Nitrosamines are a class of toxic disinfection byproducts commonly associated with chloramination, of which several were included on the most recent U.S. EPA Contaminant Candidate List. Nitrosamine formation may be a significant barrier to ozonation in water reuse applications, particularly for direct or indirect potable reuse, since recent studies show direct formation during ozonation of natural water and treated wastewaters. Only a few studies have identified precursors which react with ozone to form N-nitrosodimethylamine (NDMA). In this study, several precursor compound solutions, prepared in ultrapure water and treated wastewater, were subjected to a 10M excess of ozone. In parallel experiments, the precursor solutions in ultrapure water were exposed to gamma radiation to determine NDMA formation as a byproduct of reactions of precursor compounds with hydroxyl radicals. The results show six new NDMA precursor compounds that have not been previously reported in the literature, including compounds with hydrazone and carbamate moieties. Molar yields in deionized water were 61-78% for 3 precursors, 12-23% for 5 precursors and <4% for 2 precursors. Bromide concentration was important for three compounds (1,1-dimethylhydrazine, acetone dimethylhydrazone and dimethylsulfamide), but did not enhance NDMA formation for the other precursors. NDMA formation due to chloramination was minimal compared to formation due to ozonation, suggesting distinct groups of precursor compounds for these two oxidants. Hydroxyl radical reactions with the precursors will produce NDMA, but formation is much greater in the presence of molecular ozone.
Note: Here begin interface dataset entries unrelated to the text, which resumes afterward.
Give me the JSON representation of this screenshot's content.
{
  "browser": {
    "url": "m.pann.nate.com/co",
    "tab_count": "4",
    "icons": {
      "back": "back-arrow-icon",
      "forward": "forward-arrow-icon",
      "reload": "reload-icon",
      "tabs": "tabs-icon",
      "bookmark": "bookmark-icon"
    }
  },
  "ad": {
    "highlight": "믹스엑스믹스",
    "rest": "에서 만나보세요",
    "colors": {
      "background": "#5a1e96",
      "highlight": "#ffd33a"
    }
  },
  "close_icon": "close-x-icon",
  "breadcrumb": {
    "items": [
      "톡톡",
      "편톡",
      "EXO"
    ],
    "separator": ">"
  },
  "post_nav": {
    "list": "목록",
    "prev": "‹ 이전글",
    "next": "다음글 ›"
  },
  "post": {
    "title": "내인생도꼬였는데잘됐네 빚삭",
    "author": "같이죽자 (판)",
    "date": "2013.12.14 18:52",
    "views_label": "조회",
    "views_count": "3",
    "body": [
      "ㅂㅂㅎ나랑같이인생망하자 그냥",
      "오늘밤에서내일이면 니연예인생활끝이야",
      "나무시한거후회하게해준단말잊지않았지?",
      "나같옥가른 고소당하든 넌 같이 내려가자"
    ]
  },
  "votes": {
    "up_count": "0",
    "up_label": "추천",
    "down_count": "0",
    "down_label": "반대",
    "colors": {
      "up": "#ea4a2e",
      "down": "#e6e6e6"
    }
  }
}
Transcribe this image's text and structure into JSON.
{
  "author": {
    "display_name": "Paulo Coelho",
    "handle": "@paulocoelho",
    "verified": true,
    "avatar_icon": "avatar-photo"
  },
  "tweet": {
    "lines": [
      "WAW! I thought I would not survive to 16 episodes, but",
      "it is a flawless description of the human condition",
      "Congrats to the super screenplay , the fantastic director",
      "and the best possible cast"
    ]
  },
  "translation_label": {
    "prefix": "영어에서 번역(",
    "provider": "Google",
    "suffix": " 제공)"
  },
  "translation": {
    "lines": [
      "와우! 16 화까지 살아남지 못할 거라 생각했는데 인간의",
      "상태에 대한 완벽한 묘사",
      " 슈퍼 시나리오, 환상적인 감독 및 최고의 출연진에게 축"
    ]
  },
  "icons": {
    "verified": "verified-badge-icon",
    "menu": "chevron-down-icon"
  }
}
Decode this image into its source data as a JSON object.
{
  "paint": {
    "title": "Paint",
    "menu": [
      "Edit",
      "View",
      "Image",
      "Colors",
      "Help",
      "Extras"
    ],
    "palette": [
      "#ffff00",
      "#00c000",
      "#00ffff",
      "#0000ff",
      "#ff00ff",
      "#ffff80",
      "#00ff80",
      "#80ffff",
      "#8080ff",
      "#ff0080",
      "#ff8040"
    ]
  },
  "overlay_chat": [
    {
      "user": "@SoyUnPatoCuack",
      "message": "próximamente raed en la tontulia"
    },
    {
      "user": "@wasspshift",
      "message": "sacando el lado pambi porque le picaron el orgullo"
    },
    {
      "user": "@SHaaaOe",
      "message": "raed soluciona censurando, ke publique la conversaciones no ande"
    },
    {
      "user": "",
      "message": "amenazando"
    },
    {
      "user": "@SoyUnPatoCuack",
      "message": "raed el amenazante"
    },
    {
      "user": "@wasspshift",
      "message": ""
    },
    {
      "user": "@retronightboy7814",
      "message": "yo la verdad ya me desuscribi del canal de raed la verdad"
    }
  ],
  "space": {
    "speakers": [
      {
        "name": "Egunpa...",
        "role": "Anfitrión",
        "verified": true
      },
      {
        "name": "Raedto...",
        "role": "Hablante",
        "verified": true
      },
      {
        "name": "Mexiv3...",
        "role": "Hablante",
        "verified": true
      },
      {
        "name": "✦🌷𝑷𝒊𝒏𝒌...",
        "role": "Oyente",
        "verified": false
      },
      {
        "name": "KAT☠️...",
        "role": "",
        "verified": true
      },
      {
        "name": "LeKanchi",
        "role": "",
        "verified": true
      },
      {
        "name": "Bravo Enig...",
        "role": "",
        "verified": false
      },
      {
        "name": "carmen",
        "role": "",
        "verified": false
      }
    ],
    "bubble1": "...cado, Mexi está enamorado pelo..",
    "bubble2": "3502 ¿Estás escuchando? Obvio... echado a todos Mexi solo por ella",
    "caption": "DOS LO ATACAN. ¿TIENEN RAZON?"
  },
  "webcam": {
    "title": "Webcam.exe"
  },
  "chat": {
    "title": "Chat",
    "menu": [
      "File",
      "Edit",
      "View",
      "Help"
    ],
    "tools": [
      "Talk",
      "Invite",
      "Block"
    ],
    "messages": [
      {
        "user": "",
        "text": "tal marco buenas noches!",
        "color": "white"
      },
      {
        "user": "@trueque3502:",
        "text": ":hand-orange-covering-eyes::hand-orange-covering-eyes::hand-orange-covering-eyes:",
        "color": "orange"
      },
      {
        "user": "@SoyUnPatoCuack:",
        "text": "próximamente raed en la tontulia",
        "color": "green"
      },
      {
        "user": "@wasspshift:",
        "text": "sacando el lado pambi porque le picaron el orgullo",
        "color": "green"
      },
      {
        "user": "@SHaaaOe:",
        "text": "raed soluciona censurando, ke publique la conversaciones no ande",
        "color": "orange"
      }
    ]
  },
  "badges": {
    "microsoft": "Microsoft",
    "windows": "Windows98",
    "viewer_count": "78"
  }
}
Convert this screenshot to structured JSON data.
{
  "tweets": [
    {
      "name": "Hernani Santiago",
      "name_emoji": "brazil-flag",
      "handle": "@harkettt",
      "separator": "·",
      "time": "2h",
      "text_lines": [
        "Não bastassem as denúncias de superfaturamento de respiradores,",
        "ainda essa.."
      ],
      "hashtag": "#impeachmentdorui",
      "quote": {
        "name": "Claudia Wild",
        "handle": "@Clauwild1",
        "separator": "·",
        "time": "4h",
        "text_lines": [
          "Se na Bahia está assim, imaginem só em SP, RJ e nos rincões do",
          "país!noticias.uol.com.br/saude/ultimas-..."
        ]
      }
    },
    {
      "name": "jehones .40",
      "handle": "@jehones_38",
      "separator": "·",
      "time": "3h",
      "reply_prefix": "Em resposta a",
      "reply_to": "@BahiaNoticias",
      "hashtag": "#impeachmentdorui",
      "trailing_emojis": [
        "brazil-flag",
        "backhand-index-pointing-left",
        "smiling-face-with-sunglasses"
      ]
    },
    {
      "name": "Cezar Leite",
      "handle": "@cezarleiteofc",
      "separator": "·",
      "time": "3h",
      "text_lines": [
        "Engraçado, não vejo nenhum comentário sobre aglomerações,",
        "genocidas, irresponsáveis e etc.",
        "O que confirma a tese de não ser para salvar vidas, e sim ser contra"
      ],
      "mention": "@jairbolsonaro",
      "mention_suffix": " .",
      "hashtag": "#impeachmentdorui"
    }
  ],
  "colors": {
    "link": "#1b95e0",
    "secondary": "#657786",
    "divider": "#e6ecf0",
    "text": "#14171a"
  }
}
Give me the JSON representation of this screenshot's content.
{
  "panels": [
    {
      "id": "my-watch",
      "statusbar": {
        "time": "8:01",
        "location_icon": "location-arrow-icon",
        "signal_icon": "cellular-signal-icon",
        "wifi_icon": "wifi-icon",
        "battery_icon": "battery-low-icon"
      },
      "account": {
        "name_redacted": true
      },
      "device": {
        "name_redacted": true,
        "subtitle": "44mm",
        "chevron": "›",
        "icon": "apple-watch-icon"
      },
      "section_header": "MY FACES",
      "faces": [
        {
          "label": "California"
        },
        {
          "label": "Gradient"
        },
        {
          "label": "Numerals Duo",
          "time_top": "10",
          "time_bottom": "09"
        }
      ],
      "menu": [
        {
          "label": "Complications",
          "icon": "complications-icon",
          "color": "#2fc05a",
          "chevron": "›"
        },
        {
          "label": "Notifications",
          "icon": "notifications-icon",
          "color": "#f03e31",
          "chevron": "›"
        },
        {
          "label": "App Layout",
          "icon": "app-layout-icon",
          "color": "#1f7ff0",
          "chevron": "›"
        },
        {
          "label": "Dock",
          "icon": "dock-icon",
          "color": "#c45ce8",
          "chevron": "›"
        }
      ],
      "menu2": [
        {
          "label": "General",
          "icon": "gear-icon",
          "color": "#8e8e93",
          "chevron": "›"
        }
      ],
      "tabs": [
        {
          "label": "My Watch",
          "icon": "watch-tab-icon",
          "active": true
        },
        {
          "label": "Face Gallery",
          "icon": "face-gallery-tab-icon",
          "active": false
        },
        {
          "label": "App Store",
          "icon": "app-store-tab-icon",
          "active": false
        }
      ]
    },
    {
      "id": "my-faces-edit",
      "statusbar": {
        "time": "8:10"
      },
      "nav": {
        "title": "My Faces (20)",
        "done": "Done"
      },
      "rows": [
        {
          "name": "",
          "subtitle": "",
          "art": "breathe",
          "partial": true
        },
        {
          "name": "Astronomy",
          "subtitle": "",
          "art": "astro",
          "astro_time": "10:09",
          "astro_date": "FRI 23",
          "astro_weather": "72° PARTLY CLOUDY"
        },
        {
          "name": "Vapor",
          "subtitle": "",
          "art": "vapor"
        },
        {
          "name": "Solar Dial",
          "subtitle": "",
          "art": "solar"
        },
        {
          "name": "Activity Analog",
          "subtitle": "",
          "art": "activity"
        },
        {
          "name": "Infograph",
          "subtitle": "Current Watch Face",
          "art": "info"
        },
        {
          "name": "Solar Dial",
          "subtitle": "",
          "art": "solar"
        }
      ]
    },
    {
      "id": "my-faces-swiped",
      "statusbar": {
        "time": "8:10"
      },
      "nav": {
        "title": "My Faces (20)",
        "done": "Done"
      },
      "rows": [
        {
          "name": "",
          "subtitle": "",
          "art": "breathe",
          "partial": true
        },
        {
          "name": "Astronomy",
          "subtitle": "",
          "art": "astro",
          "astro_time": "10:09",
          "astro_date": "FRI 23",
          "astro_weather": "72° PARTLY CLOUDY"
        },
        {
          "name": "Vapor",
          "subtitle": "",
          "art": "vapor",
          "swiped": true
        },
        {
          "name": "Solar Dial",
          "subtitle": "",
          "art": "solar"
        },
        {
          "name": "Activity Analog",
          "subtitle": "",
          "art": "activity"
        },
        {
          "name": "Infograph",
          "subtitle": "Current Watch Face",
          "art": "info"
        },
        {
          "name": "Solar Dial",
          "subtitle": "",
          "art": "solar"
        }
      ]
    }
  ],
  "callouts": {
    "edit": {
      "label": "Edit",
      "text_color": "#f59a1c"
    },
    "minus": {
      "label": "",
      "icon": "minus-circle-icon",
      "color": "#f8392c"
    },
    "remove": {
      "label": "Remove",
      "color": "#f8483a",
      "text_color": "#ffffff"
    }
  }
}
Also, hydroxyl radical scavenging during ozonation leads to increased NDMA formation. Molar conversion yields were higher for several precursors in wastewater as compared to deionized water, which could be due to catalyzed reactions with constituents found in wastewater or hydroxyl radical scavenging. © 2014 Elsevier Ltd.

News Article | November 18, 2016

Paul Grant owns a Henderson landscaping company in Las Vegas, Nevada and he has issued a friendly reminder to all residents not to forget to switch their irrigation systems to the winter schedule. This is in light of the mandatory watering restrictions that limits landscape irrigation in southern Nevada to just one designated day per week. The restriction came into effect on November 1st and they will be enforced right up until February 28th. “These winter watering restrictions also apply to drip irrigation systems and residents that don’t comply could be hit with a water waste fine. As the restrictions came into effect on November 2nd, most people will already have taken action. However, while carrying out my weekly landscape maintenance jobs in Henderson, I’ve noticed that some residents still haven’t made the switch. Failure to comply leads to all kinds of problems considering the shortages of water in and around Las Vegas,” Paul noted. Grant says “Don’t water on days that are rainy and/or windy as water can be dispersed in the wrong direction, and soil can become over saturated on wet days. By simply turning off sprinklers during these weather conditions can result in a saving of about 500 gallons of water. Homeowners must check what watering group they fall into which will determine the day of the week that they’re permitted to run their systems. They can do this by checking their monthly water bill or by logging onto the Southern Nevada Water Authority (SNWA) website.” Landscaping in Henderson and the rest of Las Vegas has become all the more topical in recent months as the water crisis in this area becomes more of a concern. The state has experienced a very warm, dry summer again this year, which further increases the probability that there will be a water shortage in Lake Mead by as soon as 2018. This has sparked wide-spread concern, so switching irrigation systems to their winter schedules couldn’t be more important than it is now. For more information, please visit

Loading Southern Nevada Water Authority collaborators
Loading Southern Nevada Water Authority collaborators